It’s a quirk that, when an actor, comedian or whoever from TV, film, etc becomes one of your favourites, you feel as if you know them, as if you could sit down over a coffee and put the world to rights as you would with any friend. Natural as this may feel, it’s little wonder when the focus of your adulation is not on the same wavelength and this is probably a shock, should you ever actually sit down over that coffee.
Such were my musings last night when I went to catch John Cleese’s one-man show’s brief stop in Scotland. I am a big fan of humour, especially the surreal sort. I recall losing milk teeth as I fell about the floor at the Goon Show, loved the dead-pan-but-hilarious-constant tragedy of Hancock, came of age huddled with flatmates around Monty Python and still rate the brief but brilliant Fawlty Towers as the best sitcom. Ever.
When I think about it, Cleese was my lodestar, the one who made me laugh, irrespective of initial emotional state.
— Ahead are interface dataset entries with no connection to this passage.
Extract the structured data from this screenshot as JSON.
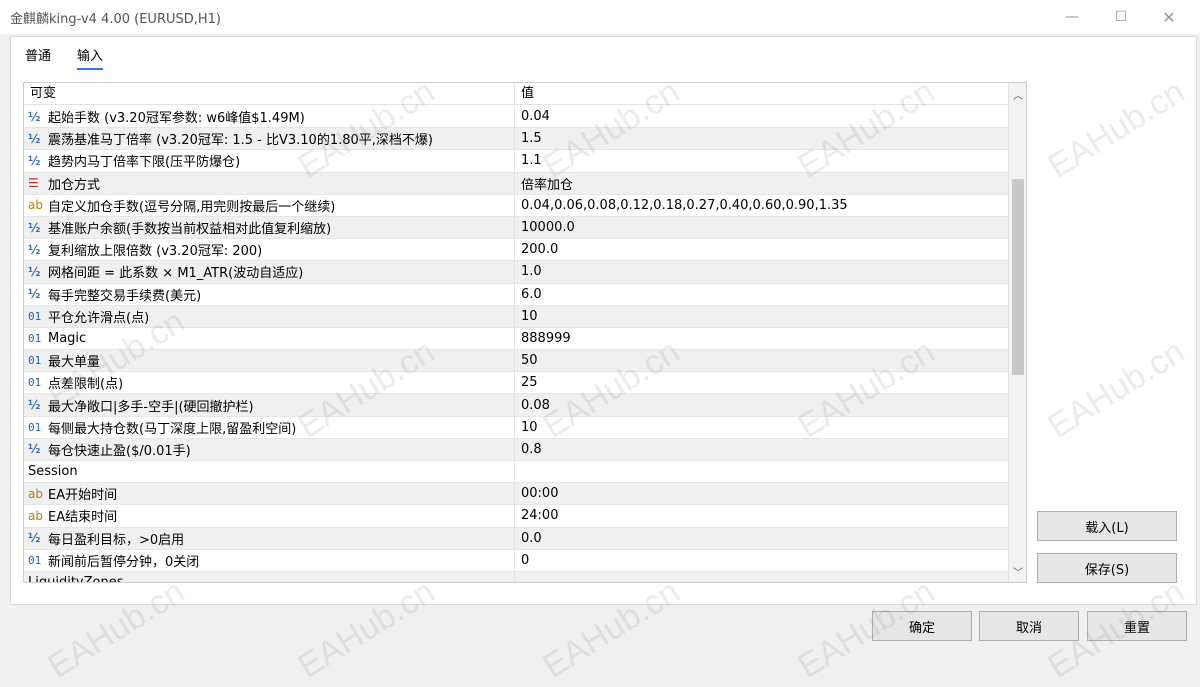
{
  "window": {
    "title": "金麒麟king-v4 4.00 (EURUSD,H1)",
    "minimize": "—",
    "maximize": "☐",
    "close": "✕"
  },
  "tabs": [
    {
      "label": "普通",
      "active": false
    },
    {
      "label": "输入",
      "active": true
    }
  ],
  "grid": {
    "headers": {
      "name": "可变",
      "value": "值"
    },
    "rows": [
      {
        "icon": "half",
        "name": "起始手数 (v3.20冠军参数: w6峰值$1.49M)",
        "value": "0.04"
      },
      {
        "icon": "half",
        "name": "震荡基准马丁倍率 (v3.20冠军: 1.5 - 比V3.10的1.80平,深档不爆)",
        "value": "1.5"
      },
      {
        "icon": "half",
        "name": "趋势内马丁倍率下限(压平防爆仓)",
        "value": "1.1"
      },
      {
        "icon": "enum",
        "name": "加仓方式",
        "value": "倍率加仓"
      },
      {
        "icon": "str",
        "name": "自定义加仓手数(逗号分隔,用完则按最后一个继续)",
        "value": "0.04,0.06,0.08,0.12,0.18,0.27,0.40,0.60,0.90,1.35"
      },
      {
        "icon": "half",
        "name": "基准账户余额(手数按当前权益相对此值复利缩放)",
        "value": "10000.0"
      },
      {
        "icon": "half",
        "name": "复利缩放上限倍数 (v3.20冠军: 200)",
        "value": "200.0"
      },
      {
        "icon": "half",
        "name": "网格间距 = 此系数 × M1_ATR(波动自适应)",
        "value": "1.0"
      },
      {
        "icon": "half",
        "name": "每手完整交易手续费(美元)",
        "value": "6.0"
      },
      {
        "icon": "int",
        "name": "平仓允许滑点(点)",
        "value": "10"
      },
      {
        "icon": "int",
        "name": "Magic",
        "value": "888999"
      },
      {
        "icon": "int",
        "name": "最大单量",
        "value": "50"
      },
      {
        "icon": "int",
        "name": "点差限制(点)",
        "value": "25"
      },
      {
        "icon": "half",
        "name": "最大净敞口|多手-空手|(硬回撤护栏)",
        "value": "0.08"
      },
      {
        "icon": "int",
        "name": "每侧最大持仓数(马丁深度上限,留盈利空间)",
        "value": "10"
      },
      {
        "icon": "half",
        "name": "每仓快速止盈($/0.01手)",
        "value": "0.8"
      },
      {
        "icon": "none",
        "name": "Session",
        "value": ""
      },
      {
        "icon": "str",
        "name": "EA开始时间",
        "value": "00:00"
      },
      {
        "icon": "str",
        "name": "EA结束时间",
        "value": "24:00"
      },
      {
        "icon": "half",
        "name": "每日盈利目标，>0启用",
        "value": "0.0"
      },
      {
        "icon": "int",
        "name": "新闻前后暂停分钟，0关闭",
        "value": "0"
      },
      {
        "icon": "none",
        "name": "LiquidityZones",
        "value": ""
      }
    ]
  },
  "icon_glyphs": {
    "half": "½",
    "int": "01",
    "str": "ab",
    "enum": "☰",
    "none": ""
  },
  "buttons": {
    "load": "载入(L)",
    "save": "保存(S)",
    "ok": "确定",
    "cancel": "取消",
    "reset": "重置"
  },
  "watermark": "EAHub.cn"
}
No matter that he worked with equally brilliant people like Feldman, the Two Ronnies or the other five Pythons, he was so lankily unmistakable that he didn’t even need to break into a silly walk to make me smile. Not having a family member to cheer me up when the world seemed bleak, he unknowingly filled that need.
So, I sat in J10 with some misgiving that he could not sustain that life-long level of entertainment. But he did not disappoint. With nothing more than an AV screen for support, he gave me 90+ minutes of laughs. Much was nostalgia with which I was familiar—the class sketch from the Frost Show or the fire drill from Fawlty Towers on the AV. But it was the mordantly funny way he told his early life story (“when the Germans bombed Weston, it showed they had a sense of humour: there was nothing in Weston worth as much as the bombs they dropped”) and his brilliant irreverence among friends, as when he he gave the eulogy at Graham Chapman’s funeral as a modification of the parrot sketch because he “knew that Graham would have wanted you to be outraged in his honour” that was new and fresh and different.
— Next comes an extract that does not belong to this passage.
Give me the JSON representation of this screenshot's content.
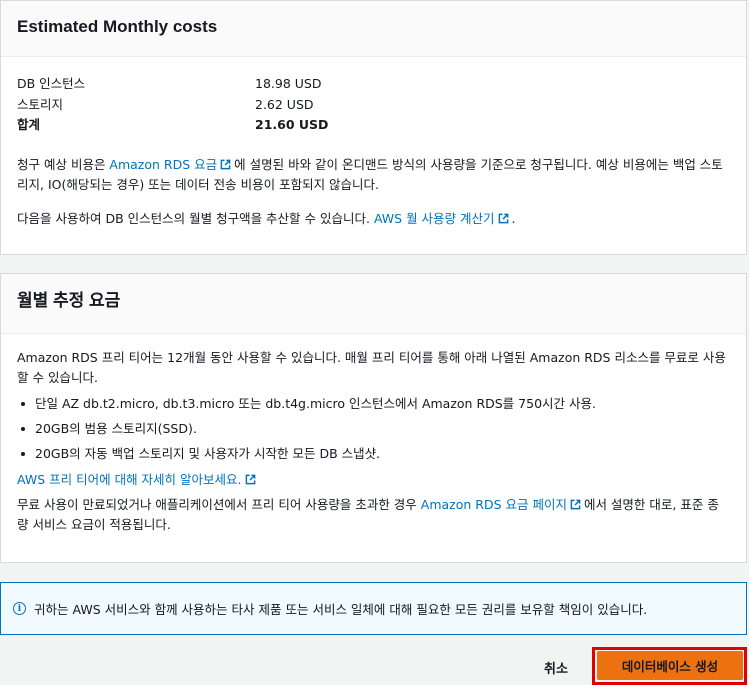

Beyond any nostalgia, that’s what made the evening for me: his anything-but-PC iconoclasm that probably reached its peak when he fluently lambasted his (current) ex-wife and her lawyer, with clear contempt for any slander laws applicable in either Scotland or California, over a $20m divorce settlement (“it cost me $350 every time she had to look for her memory pills”). As he has said himself “Comedy always works best when it is mean-spirited.”
In a world where an offhand remark can get anyone into media disfavour that deepens in proportion to their fame, where H&S rules and comedians are constrained to beyond the watershed because they can’t be funny without swearing, it was brilliant to witness someone still at the top of his comedic game not give a monkey’s for any of that and give 1,000+ people both barrels.